“One of the most hateful and gloomy records Norway has spawned,” “a twisted remedy for joy and must have for black metal enthusiasts.” Seems the promo gods are oozing praise like a big fat weepy festering boil for this little super-group of ex-Gorgoroth, 1349, Koldbrann, Fortíd and Nidingr members! Way back when, I discovered Den Saakaldte was headed up by none other than Kvarforth of Swedish Shining fame. It prompted me to pick up Ol, Morke Og Depresjon and All Hail Pessimism and while not being Kvarforth’s most enthralling work, the momentary jazzy and classical interludes and Kvarforth’s wrenching gurgles were enough to keep me engaged. Fast forward five years on and if I’m to believe everything I’ve read, Den Saakaldte have stepped out of the hulking, depressive shadows of the Swedes, they’ve honed their sound considerably and they’re sporting a new ghoul up front. Let’s see if Kapittel II: Faen i Helvete can deliver the same sting as my trusty cat o’ nine tails!
Modernized balls-to-the-wall, fuzzed out black metal reminiscent of the style of Gorgoroth and old-Darkthrone aptly describes opening track “Din Siste Dag.” Einar “Eldur” Thorber (Curse, Fortíd, Potentiam and ex-Thule) has taken over vocal duties from Kvarforth and though he tries to kick out the same theatrics as his predecessor, he falls short with the mucky mix hiding the range and depth of his grunts and animalistic gurgles and only a few of his strangled cleans escape the trap from time to time. After a brief moment of what almost sounds like you’re cornered on the side of a mountain with a flock of sheep, “Forbanna Idioter” goes on to deliver much of what was delivered earlier. It feels as though the wolves are nipping at your heels for a few brief moments early on in the track, but the dreaded desperation is brief and quickly forgotten as the track gallops on frantically and without further distinction until the 7-minute mark.
Creepy opening and balls-to-the-wall is Den Saakaldte‘s recipe for destruction. Tybald’s (Curse, Fortíd, ex-13 Candles, ex-Pantheon I and ex-Sarkom) blasting gets the job done, but other than that, nothing whacks you up-side the head as being specifically technical, stand-out or interesting with regards his fills – he’s present and I suppose that counts for something. Sykelig (ex-a bunch of bands) and Tjalve (Pantheon I and ex-1349) riff up a storm that’s mostly forgettable and been done by countless bands before Den Saakaldte. Early on in “Du Selvproklamerte Misjonaer,” “Som Et Arr På Sjelen” and around the mid point of “Endelost Ode”), Sykelig and Tjalve dig up Utter Hell and thrash-tasticness that smacks of Infernö-worship [Damn, I love that album so much. – Steel Druhm]. The thrashy, dippy mile-a-minute contrast makes the doom-laden interludes and Thorber’s torment seem that much darker and less easy to swallow, more of this irrationality would have made the monotony far less smarting.

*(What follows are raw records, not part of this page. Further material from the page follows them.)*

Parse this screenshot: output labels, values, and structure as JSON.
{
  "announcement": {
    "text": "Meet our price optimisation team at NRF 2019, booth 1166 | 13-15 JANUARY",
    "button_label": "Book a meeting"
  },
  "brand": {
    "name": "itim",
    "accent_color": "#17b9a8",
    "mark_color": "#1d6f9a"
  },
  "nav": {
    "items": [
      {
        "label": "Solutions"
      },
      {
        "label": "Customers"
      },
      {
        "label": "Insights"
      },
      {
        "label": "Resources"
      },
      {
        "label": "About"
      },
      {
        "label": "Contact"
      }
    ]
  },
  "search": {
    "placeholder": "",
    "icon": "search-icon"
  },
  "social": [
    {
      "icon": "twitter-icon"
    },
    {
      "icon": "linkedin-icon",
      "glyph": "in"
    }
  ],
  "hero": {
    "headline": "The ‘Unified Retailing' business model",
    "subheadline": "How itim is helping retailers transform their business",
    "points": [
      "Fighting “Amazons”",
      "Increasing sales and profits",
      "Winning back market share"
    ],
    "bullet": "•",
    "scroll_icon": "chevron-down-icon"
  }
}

Discounting Den Saakaldte‘s slew of splits and EPs (which I’ve not heard), the production on their earlier releases focussed more on the sharpness of Kvarforth’s vocals and on the various musical highlights scattered here and there. This has not been carried through into Faen i Helvete, with Strand Studio (Chrome Division, The Wretched End, Susperia and In Vain) responsible for the mix, engineering and mastering. Bringing Tybald’s horse slurr out front would have done good to break through the murk and have the tracks hit harder with the old grey matter.
As with Ol, Morke Og Depresjon and All Hail Pessimism there are a few good tracks here that will prompt me to spin the album again as background noise – “Du Selvproklamerte misjonaer,” “Endelost Ode” and “Som Et Arr På Sjelen” immediately coming to mind. Despite Faen i Helvete being considerably shorter than All Hail Pessimism, it feels overly long and draggy once you’re past the good stuff. Let’s be honest here folks, I’ve certainly heard more gloomy releases out of Norway and for the most part this is just faceless, been-done-before black metal, and that’s hardly a must have.